_Directions for this task_: Search the entries below for the string "data" and copy the lines that hold it.

(Items from an interface collection)

________________________________________

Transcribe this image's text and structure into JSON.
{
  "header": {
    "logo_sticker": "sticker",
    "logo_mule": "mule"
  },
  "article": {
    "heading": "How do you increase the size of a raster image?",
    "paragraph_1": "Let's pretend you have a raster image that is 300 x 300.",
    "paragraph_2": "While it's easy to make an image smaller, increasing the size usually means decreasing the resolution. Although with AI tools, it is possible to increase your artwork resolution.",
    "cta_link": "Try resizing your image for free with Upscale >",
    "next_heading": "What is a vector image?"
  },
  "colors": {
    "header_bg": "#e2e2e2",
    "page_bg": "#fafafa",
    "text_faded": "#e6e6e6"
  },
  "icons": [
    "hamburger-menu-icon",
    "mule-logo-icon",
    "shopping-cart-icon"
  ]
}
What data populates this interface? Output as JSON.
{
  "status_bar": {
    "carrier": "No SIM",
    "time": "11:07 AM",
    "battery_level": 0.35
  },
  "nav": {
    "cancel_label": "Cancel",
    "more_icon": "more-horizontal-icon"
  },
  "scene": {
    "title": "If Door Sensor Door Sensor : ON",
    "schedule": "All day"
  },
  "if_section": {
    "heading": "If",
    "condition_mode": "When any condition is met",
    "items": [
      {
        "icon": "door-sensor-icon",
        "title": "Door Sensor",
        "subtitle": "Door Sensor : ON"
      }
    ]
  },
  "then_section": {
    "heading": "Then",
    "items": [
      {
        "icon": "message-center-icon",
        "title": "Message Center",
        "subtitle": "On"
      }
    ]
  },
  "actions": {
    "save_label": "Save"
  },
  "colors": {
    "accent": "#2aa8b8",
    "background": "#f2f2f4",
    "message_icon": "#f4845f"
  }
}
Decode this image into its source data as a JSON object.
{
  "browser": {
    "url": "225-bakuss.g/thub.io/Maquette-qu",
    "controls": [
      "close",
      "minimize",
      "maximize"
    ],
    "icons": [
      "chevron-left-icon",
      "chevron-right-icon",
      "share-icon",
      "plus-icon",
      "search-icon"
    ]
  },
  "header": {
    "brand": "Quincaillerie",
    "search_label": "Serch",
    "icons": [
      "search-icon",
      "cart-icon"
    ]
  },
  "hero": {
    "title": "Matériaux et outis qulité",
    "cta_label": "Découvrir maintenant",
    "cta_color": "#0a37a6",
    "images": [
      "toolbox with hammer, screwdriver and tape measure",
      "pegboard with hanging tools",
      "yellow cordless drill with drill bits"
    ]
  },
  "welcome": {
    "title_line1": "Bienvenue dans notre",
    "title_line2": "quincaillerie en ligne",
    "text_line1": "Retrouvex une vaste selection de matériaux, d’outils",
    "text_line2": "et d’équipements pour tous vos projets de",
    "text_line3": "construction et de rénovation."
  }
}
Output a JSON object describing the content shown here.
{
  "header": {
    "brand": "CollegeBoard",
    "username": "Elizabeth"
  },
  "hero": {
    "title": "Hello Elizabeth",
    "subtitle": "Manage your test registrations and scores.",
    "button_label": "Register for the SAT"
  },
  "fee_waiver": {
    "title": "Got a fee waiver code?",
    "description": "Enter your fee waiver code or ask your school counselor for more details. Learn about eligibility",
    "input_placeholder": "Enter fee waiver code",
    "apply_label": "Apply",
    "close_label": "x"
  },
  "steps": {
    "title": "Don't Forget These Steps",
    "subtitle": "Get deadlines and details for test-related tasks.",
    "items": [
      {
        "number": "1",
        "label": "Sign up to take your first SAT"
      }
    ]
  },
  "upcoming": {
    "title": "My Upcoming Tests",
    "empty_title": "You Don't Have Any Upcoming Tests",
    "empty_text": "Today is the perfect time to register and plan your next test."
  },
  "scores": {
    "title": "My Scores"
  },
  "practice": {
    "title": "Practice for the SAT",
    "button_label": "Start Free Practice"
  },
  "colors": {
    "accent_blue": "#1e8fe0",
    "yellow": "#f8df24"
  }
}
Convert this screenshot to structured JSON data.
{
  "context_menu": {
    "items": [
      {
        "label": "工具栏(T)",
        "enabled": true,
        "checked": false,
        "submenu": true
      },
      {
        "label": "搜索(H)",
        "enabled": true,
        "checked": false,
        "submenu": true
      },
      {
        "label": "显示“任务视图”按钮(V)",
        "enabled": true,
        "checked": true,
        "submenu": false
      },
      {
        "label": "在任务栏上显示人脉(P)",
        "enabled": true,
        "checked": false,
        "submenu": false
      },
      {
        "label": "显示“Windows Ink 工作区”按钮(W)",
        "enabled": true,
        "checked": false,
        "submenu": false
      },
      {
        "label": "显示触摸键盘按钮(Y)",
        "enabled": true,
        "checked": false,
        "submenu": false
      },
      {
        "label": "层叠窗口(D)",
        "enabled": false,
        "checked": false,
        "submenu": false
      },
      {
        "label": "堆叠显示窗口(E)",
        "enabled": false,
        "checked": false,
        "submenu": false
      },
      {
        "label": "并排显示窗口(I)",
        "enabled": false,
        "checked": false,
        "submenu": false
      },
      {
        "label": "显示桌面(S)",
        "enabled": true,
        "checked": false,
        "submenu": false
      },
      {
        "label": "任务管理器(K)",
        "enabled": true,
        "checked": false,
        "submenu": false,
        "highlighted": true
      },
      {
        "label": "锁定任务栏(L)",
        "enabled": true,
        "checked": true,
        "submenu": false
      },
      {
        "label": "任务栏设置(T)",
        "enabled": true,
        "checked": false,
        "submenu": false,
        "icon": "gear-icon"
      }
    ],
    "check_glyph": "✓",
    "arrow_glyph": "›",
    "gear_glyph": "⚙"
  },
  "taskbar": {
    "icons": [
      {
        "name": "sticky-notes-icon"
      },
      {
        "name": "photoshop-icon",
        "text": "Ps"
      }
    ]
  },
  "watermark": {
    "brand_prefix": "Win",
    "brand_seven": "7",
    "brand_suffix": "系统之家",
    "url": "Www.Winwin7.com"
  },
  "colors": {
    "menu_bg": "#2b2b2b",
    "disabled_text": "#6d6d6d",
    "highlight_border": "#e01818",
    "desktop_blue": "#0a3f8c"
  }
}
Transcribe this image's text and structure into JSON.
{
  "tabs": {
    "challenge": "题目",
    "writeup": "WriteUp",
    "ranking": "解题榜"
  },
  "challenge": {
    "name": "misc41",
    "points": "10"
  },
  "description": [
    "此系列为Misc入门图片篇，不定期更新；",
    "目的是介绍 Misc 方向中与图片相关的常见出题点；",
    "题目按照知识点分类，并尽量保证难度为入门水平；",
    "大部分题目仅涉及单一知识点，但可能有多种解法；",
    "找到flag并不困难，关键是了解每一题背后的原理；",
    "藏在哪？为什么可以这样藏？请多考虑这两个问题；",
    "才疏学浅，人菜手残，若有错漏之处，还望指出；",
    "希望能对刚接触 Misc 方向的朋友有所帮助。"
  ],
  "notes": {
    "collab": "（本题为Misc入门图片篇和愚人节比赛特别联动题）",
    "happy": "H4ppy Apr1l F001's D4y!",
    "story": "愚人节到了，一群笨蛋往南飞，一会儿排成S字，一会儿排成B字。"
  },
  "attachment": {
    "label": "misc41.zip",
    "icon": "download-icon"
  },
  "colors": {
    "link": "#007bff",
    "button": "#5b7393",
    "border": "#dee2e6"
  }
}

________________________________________

_Expected answer_:
What data populates this interface? Output as JSON.
Decode this image into its source data as a JSON object.
Convert this screenshot to structured JSON data.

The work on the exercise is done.